### [Your goal]
Send back the entries below exactly as they appear.

### [Records shown]
::::::::::

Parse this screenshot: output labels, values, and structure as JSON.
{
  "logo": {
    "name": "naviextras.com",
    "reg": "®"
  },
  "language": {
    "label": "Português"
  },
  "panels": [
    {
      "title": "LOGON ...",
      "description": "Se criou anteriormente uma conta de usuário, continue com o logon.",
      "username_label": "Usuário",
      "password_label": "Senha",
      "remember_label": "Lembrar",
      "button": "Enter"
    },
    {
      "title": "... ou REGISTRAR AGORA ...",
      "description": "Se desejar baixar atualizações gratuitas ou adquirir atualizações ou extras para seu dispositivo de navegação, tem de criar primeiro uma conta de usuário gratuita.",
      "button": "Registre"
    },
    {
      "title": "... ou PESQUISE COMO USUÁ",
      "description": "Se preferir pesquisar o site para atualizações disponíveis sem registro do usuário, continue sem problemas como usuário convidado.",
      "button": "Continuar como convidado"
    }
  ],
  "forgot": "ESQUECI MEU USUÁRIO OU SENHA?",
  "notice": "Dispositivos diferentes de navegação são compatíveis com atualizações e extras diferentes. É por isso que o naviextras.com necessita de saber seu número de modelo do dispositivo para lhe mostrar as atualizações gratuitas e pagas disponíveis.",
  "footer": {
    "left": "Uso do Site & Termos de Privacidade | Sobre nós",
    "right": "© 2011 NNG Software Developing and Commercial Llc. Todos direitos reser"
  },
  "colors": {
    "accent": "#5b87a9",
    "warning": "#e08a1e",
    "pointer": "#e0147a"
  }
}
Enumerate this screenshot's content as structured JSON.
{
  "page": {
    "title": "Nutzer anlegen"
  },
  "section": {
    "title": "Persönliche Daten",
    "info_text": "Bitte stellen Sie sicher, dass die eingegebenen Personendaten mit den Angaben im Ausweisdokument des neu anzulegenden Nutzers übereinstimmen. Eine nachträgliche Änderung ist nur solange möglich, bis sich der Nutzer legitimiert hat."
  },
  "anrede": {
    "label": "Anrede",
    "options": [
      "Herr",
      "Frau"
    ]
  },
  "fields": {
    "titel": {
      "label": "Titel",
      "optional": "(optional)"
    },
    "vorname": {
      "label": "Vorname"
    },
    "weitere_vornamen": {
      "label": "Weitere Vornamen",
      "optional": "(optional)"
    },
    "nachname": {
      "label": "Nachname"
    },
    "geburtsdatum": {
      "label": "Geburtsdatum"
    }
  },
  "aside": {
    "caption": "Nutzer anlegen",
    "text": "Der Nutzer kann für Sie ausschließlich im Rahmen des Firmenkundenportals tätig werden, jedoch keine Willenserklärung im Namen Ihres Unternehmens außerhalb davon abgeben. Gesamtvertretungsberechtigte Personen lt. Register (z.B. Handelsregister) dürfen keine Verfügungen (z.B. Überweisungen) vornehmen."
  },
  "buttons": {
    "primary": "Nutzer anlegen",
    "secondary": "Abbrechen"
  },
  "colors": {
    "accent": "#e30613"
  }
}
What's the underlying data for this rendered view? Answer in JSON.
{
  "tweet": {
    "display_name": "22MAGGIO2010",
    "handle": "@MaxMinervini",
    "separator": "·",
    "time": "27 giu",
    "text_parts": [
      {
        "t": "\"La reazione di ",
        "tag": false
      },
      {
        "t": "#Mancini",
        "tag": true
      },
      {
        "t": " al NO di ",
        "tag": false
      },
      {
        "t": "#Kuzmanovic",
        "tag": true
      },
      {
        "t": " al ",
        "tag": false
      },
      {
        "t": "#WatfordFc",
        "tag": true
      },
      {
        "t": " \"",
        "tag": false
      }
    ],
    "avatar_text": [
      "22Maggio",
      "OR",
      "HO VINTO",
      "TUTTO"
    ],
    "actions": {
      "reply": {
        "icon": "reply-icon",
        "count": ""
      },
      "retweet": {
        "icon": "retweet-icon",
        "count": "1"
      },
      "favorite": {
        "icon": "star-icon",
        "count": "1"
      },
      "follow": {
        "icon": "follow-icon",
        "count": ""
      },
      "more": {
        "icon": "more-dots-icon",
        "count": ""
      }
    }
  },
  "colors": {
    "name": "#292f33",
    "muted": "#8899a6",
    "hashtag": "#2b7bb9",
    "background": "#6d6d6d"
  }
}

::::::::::

### [Result below]
Parse this screenshot: output labels, values, and structure as JSON.
{
  "logo": {
    "name": "naviextras.com",
    "reg": "®"
  },
  "language": {
    "label": "Português"
  },
  "panels": [
    {
      "title": "LOGON ...",
      "description": "Se criou anteriormente uma conta de usuário, continue com o logon.",
      "username_label": "Usuário",
      "password_label": "Senha",
      "remember_label": "Lembrar",
      "button": "Enter"
    },
    {
      "title": "... ou REGISTRAR AGORA ...",
      "description": "Se desejar baixar atualizações gratuitas ou adquirir atualizações ou extras para seu dispositivo de navegação, tem de criar primeiro uma conta de usuário gratuita.",
      "button": "Registre"
    },
    {
      "title": "... ou PESQUISE COMO USUÁ",
      "description": "Se preferir pesquisar o site para atualizações disponíveis sem registro do usuário, continue sem problemas como usuário convidado.",
      "button": "Continuar como convidado"
    }
  ],
  "forgot": "ESQUECI MEU USUÁRIO OU SENHA?",
  "notice": "Dispositivos diferentes de navegação são compatíveis com atualizações e extras diferentes. É por isso que o naviextras.com necessita de saber seu número de modelo do dispositivo para lhe mostrar as atualizações gratuitas e pagas disponíveis.",
  "footer": {
    "left": "Uso do Site & Termos de Privacidade | Sobre nós",
    "right": "© 2011 NNG Software Developing and Commercial Llc. Todos direitos reser"
  },
  "colors": {
    "accent": "#5b87a9",
    "warning": "#e08a1e",
    "pointer": "#e0147a"
  }
}
Enumerate this screenshot's content as structured JSON.
{
  "page": {
    "title": "Nutzer anlegen"
  },
  "section": {
    "title": "Persönliche Daten",
    "info_text": "Bitte stellen Sie sicher, dass die eingegebenen Personendaten mit den Angaben im Ausweisdokument des neu anzulegenden Nutzers übereinstimmen. Eine nachträgliche Änderung ist nur solange möglich, bis sich der Nutzer legitimiert hat."
  },
  "anrede": {
    "label": "Anrede",
    "options": [
      "Herr",
      "Frau"
    ]
  },
  "fields": {
    "titel": {
      "label": "Titel",
      "optional": "(optional)"
    },
    "vorname": {
      "label": "Vorname"
    },
    "weitere_vornamen": {
      "label": "Weitere Vornamen",
      "optional": "(optional)"
    },
    "nachname": {
      "label": "Nachname"
    },
    "geburtsdatum": {
      "label": "Geburtsdatum"
    }
  },
  "aside": {
    "caption": "Nutzer anlegen",
    "text": "Der Nutzer kann für Sie ausschließlich im Rahmen des Firmenkundenportals tätig werden, jedoch keine Willenserklärung im Namen Ihres Unternehmens außerhalb davon abgeben. Gesamtvertretungsberechtigte Personen lt. Register (z.B. Handelsregister) dürfen keine Verfügungen (z.B. Überweisungen) vornehmen."
  },
  "buttons": {
    "primary": "Nutzer anlegen",
    "secondary": "Abbrechen"
  },
  "colors": {
    "accent": "#e30613"
  }
}
What's the underlying data for this rendered view? Answer in JSON.
{
  "tweet": {
    "display_name": "22MAGGIO2010",
    "handle": "@MaxMinervini",
    "separator": "·",
    "time": "27 giu",
    "text_parts": [
      {
        "t": "\"La reazione di ",
        "tag": false
      },
      {
        "t": "#Mancini",
        "tag": true
      },
      {
        "t": " al NO di ",
        "tag": false
      },
      {
        "t": "#Kuzmanovic",
        "tag": true
      },
      {
        "t": " al ",
        "tag": false
      },
      {
        "t": "#WatfordFc",
        "tag": true
      },
      {
        "t": " \"",
        "tag": false
      }
    ],
    "avatar_text": [
      "22Maggio",
      "OR",
      "HO VINTO",
      "TUTTO"
    ],
    "actions": {
      "reply": {
        "icon": "reply-icon",
        "count": ""
      },
      "retweet": {
        "icon": "retweet-icon",
        "count": "1"
      },
      "favorite": {
        "icon": "star-icon",
        "count": "1"
      },
      "follow": {
        "icon": "follow-icon",
        "count": ""
      },
      "more": {
        "icon": "more-dots-icon",
        "count": ""
      }
    }
  },
  "colors": {
    "name": "#292f33",
    "muted": "#8899a6",
    "hashtag": "#2b7bb9",
    "background": "#6d6d6d"
  }
}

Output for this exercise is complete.